Ever since the very first version of the SABSA Business Attributes taxonomy developed in early 2000, one of those attributes has been ‘risk managed’. Fourteen years later one might ask the question: “What does that mean? Surely SABSA is all about risk management. One might as well say SABSAised.” Yes, that would be a fair comment, because the evolution of SABSA has indeed led to that concept; that the entire framework and method is all about being business risk driven in the architecting and operation of business capabilities. So what exactly does ‘risk managed’ mean?
One rather good answer is that SABSA follows completely the philosophy and principles of ISO 31000: Risk Management. This is the international gold standard of risk management as a business discipline. It makes clear that risk is concerned with the uncertainty of outcome and is thus neutral. There are both opportunities for gain and improvement, and threats of loss or damage. Good risk management is all about creating a balance in which the gains outweigh the losses, and in which business performance is optimised.

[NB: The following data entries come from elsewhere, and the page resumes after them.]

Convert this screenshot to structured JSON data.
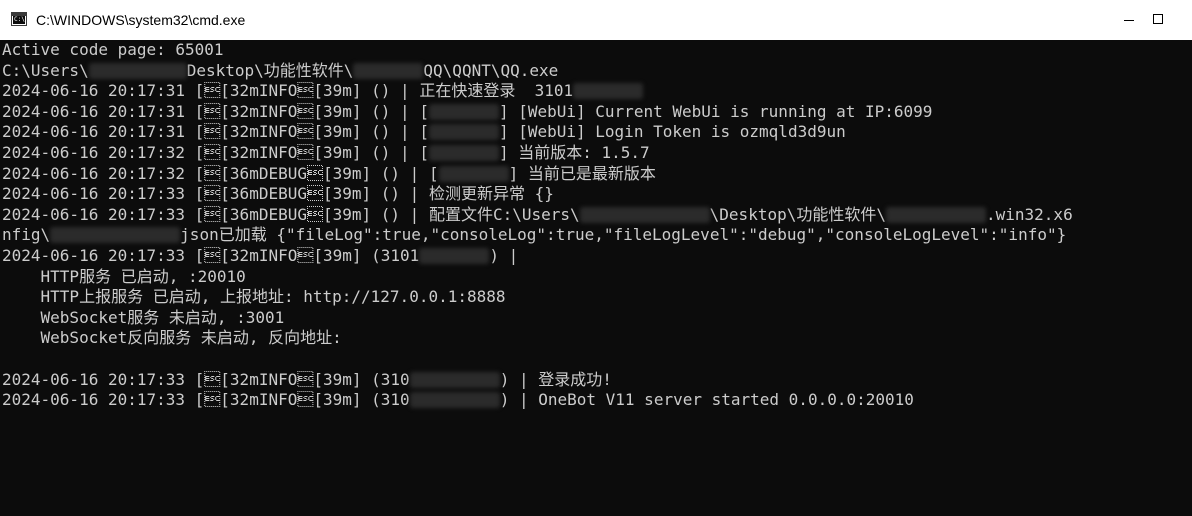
{
  "window": {
    "title": "C:\\WINDOWS\\system32\\cmd.exe",
    "icon_text": "C:\\",
    "icon": "console-app-icon",
    "controls": {
      "minimize": "minimize-icon",
      "maximize": "maximize-icon"
    }
  },
  "colors": {
    "background": "#0c0c0c",
    "text": "#cccccc",
    "titlebar": "#ffffff"
  },
  "console": {
    "lines": [
      {
        "text": "Active code page: 65001"
      },
      {
        "before": "C:\\Users\\",
        "after": "Desktop\\功能性软件\\",
        "after2": "QQ\\QQNT\\QQ.exe"
      },
      {
        "before": "2024-06-16 20:17:31 [\u001b[32mINFO\u001b[39m] () | 正在快速登录  3101",
        "after": ""
      },
      {
        "before": "2024-06-16 20:17:31 [\u001b[32mINFO\u001b[39m] () | [",
        "after": "] [WebUi] Current WebUi is running at IP:6099"
      },
      {
        "before": "2024-06-16 20:17:31 [\u001b[32mINFO\u001b[39m] () | [",
        "after": "] [WebUi] Login Token is ozmqld3d9un"
      },
      {
        "before": "2024-06-16 20:17:32 [\u001b[32mINFO\u001b[39m] () | [",
        "after": "] 当前版本: 1.5.7"
      },
      {
        "before": "2024-06-16 20:17:32 [\u001b[36mDEBUG\u001b[39m] () | [",
        "after": "] 当前已是最新版本"
      },
      {
        "text": "2024-06-16 20:17:33 [\u001b[36mDEBUG\u001b[39m] () | 检测更新异常 {}"
      },
      {
        "before": "2024-06-16 20:17:33 [\u001b[36mDEBUG\u001b[39m] () | 配置文件C:\\Users\\",
        "after": "\\Desktop\\功能性软件\\",
        "after2": ".win32.x6"
      },
      {
        "before": "nfig\\",
        "after": "json已加载 {\"fileLog\":true,\"consoleLog\":true,\"fileLogLevel\":\"debug\",\"consoleLogLevel\":\"info\"}"
      },
      {
        "before": "2024-06-16 20:17:33 [\u001b[32mINFO\u001b[39m] (3101",
        "after": ") |"
      },
      {
        "text": "    HTTP服务 已启动, :20010"
      },
      {
        "text": "    HTTP上报服务 已启动, 上报地址: http://127.0.0.1:8888"
      },
      {
        "text": "    WebSocket服务 未启动, :3001"
      },
      {
        "text": "    WebSocket反向服务 未启动, 反向地址:"
      },
      {
        "text": ""
      },
      {
        "before": "2024-06-16 20:17:33 [\u001b[32mINFO\u001b[39m] (310",
        "after": ") | 登录成功!"
      },
      {
        "before": "2024-06-16 20:17:33 [\u001b[32mINFO\u001b[39m] (310",
        "after": ") | OneBot V11 server started 0.0.0.0:20010"
      }
    ]
  }
}
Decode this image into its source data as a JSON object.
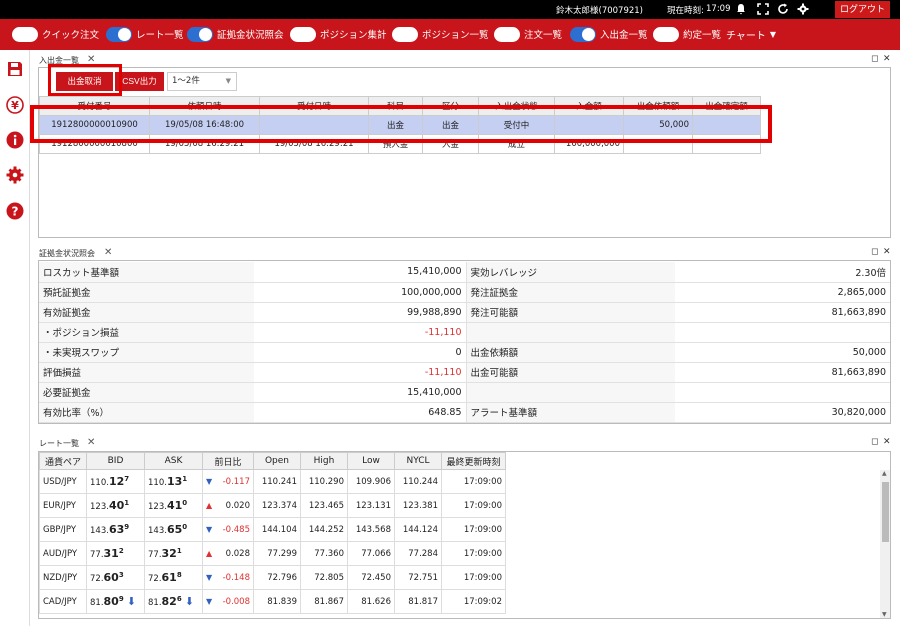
{
  "header": {
    "user": "鈴木太郎様(7007921)",
    "time_label": "現在時刻:",
    "time": "17:09",
    "logout": "ログアウト"
  },
  "toolbar": {
    "toggles": [
      {
        "label": "クイック注文",
        "on": false
      },
      {
        "label": "レート一覧",
        "on": true
      },
      {
        "label": "証拠金状況照会",
        "on": true
      },
      {
        "label": "ポジション集計",
        "on": false
      },
      {
        "label": "ポジション一覧",
        "on": false
      },
      {
        "label": "注文一覧",
        "on": false
      },
      {
        "label": "入出金一覧",
        "on": true
      },
      {
        "label": "約定一覧",
        "on": false
      }
    ],
    "chart": "チャート"
  },
  "panel_deposit": {
    "title": "入出金一覧",
    "cancel_btn": "出金取消",
    "csv_btn": "CSV出力",
    "count_select": "1～2件",
    "columns": [
      "受付番号",
      "依頼日時",
      "受付日時",
      "科目",
      "区分",
      "入出金状態",
      "入金額",
      "出金依頼額",
      "出金確定額"
    ],
    "rows": [
      [
        "1912800000010900",
        "19/05/08 16:48:00",
        "",
        "出金",
        "出金",
        "受付中",
        "",
        "50,000",
        ""
      ],
      [
        "1912800000010800",
        "19/05/08 16:29:21",
        "19/05/08 16:29:21",
        "預入金",
        "入金",
        "成立",
        "100,000,000",
        "",
        ""
      ]
    ]
  },
  "panel_margin": {
    "title": "証拠金状況照会",
    "rows": [
      {
        "l1": "ロスカット基準額",
        "v1": "15,410,000",
        "l2": "実効レバレッジ",
        "v2": "2.30倍"
      },
      {
        "l1": "預託証拠金",
        "v1": "100,000,000",
        "l2": "発注証拠金",
        "v2": "2,865,000"
      },
      {
        "l1": "有効証拠金",
        "v1": "99,988,890",
        "l2": "発注可能額",
        "v2": "81,663,890"
      },
      {
        "l1": "・ポジション損益",
        "v1": "-11,110",
        "l2": "",
        "v2": ""
      },
      {
        "l1": "・未実現スワップ",
        "v1": "0",
        "l2": "出金依頼額",
        "v2": "50,000"
      },
      {
        "l1": "評価損益",
        "v1": "-11,110",
        "l2": "出金可能額",
        "v2": "81,663,890"
      },
      {
        "l1": "必要証拠金",
        "v1": "15,410,000",
        "l2": "",
        "v2": ""
      },
      {
        "l1": "有効比率（%）",
        "v1": "648.85",
        "l2": "アラート基準額",
        "v2": "30,820,000"
      }
    ]
  },
  "panel_rates": {
    "title": "レート一覧",
    "columns": [
      "通貨ペア",
      "BID",
      "ASK",
      "前日比",
      "Open",
      "High",
      "Low",
      "NYCL",
      "最終更新時刻"
    ],
    "rows": [
      {
        "pair": "USD/JPY",
        "bid_a": "110.",
        "bid_b": "12",
        "bid_c": "7",
        "ask_a": "110.",
        "ask_b": "13",
        "ask_c": "1",
        "dir": "down",
        "chg": "-0.117",
        "open": "110.241",
        "high": "110.290",
        "low": "109.906",
        "nycl": "110.244",
        "time": "17:09:00"
      },
      {
        "pair": "EUR/JPY",
        "bid_a": "123.",
        "bid_b": "40",
        "bid_c": "1",
        "ask_a": "123.",
        "ask_b": "41",
        "ask_c": "0",
        "dir": "up",
        "chg": "0.020",
        "open": "123.374",
        "high": "123.465",
        "low": "123.131",
        "nycl": "123.381",
        "time": "17:09:00"
      },
      {
        "pair": "GBP/JPY",
        "bid_a": "143.",
        "bid_b": "63",
        "bid_c": "9",
        "ask_a": "143.",
        "ask_b": "65",
        "ask_c": "0",
        "dir": "down",
        "chg": "-0.485",
        "open": "144.104",
        "high": "144.252",
        "low": "143.568",
        "nycl": "144.124",
        "time": "17:09:00"
      },
      {
        "pair": "AUD/JPY",
        "bid_a": "77.",
        "bid_b": "31",
        "bid_c": "2",
        "ask_a": "77.",
        "ask_b": "32",
        "ask_c": "1",
        "dir": "up",
        "chg": "0.028",
        "open": "77.299",
        "high": "77.360",
        "low": "77.066",
        "nycl": "77.284",
        "time": "17:09:00"
      },
      {
        "pair": "NZD/JPY",
        "bid_a": "72.",
        "bid_b": "60",
        "bid_c": "3",
        "ask_a": "72.",
        "ask_b": "61",
        "ask_c": "8",
        "dir": "down",
        "chg": "-0.148",
        "open": "72.796",
        "high": "72.805",
        "low": "72.450",
        "nycl": "72.751",
        "time": "17:09:00"
      },
      {
        "pair": "CAD/JPY",
        "bid_a": "81.",
        "bid_b": "80",
        "bid_c": "9",
        "ask_a": "81.",
        "ask_b": "82",
        "ask_c": "6",
        "dir": "down",
        "chg": "-0.008",
        "open": "81.839",
        "high": "81.867",
        "low": "81.626",
        "nycl": "81.817",
        "time": "17:09:02"
      }
    ]
  },
  "colors": {
    "accent": "#c8151b",
    "highlight": "#e20000",
    "selected_row": "#c5cff2",
    "switch_on": "#2c6fd1"
  }
}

ISO 31000 also makes it clear that risk management as an activity is not something separate, but something to be embedded in every aspect of business decision making and business management. You cannot put ‘risk management’ on the side and attend to it some of the time. It is by definition something intrinsic in doing business. Without risk there would be no business. Business is built on seeing opportunities and exploiting them for business advantage. The threats are a necessary part of the whole picture and come with the territory. In this context ‘business’ is any type of human corporate activity – whether for profit or for public service, government, military, charity, anything.
Arguably risk management is part of everyday life for every human being. From the moment of conception in the womb to the moment of death, life is a string of opportunities and threats. Living a successful life means managing these risks at all times of life, and creating a balance, whether it be an individual life, a family life or a corporate life. Every decision is a risk decision – shall I do this thing or not? Or should I do something else? Doing nothing also has risks, so risk is unavoidable in life. Consider what life would be like if there were no risks – it would not be life. Life means you have to face risk and manage it all the time. Otherwise why would you get out of bed and do stuff? What drives life and living is the inherent risk that it implies. ‘Risk’ and ‘life’ are closely coupled concepts. Without risk there could be no such thing as ‘life’, and the struggle that is implicit in staying alive and competing with other life forms for survival of both the individuals and the species as a whole.
Risk is experienced on several levels: strategic risk (long-term effects such as what career shall I choose? Shall I get married to this person?); tactical risks (medium term projects and programmes, such as where should we go on holiday this year? Should I apply for new job to enhance my career?); and operational risks (immediate and short term – such as is it safe to cross the road now? Is this food good to eat?).
Now we begin to see the granularity of risk, how it is both pervasive and at different levels of significance in life. Almost paradoxically it is the operational risk that is the most dangerous to handle. Strategy and tactics can be changed and recovery is possible after poor decisions, but a poor operational decision can kill you dead long before the strategy and tactics have time to take effect. That is why operational risk management is so important in business management and life management. SABSA mostly concerns itself with all aspects of operational risk management, providing operational performance targets and monitoring of performance against those targets on a regular basis. That is why SABSA is such an important framework to be applied in a modern business environment.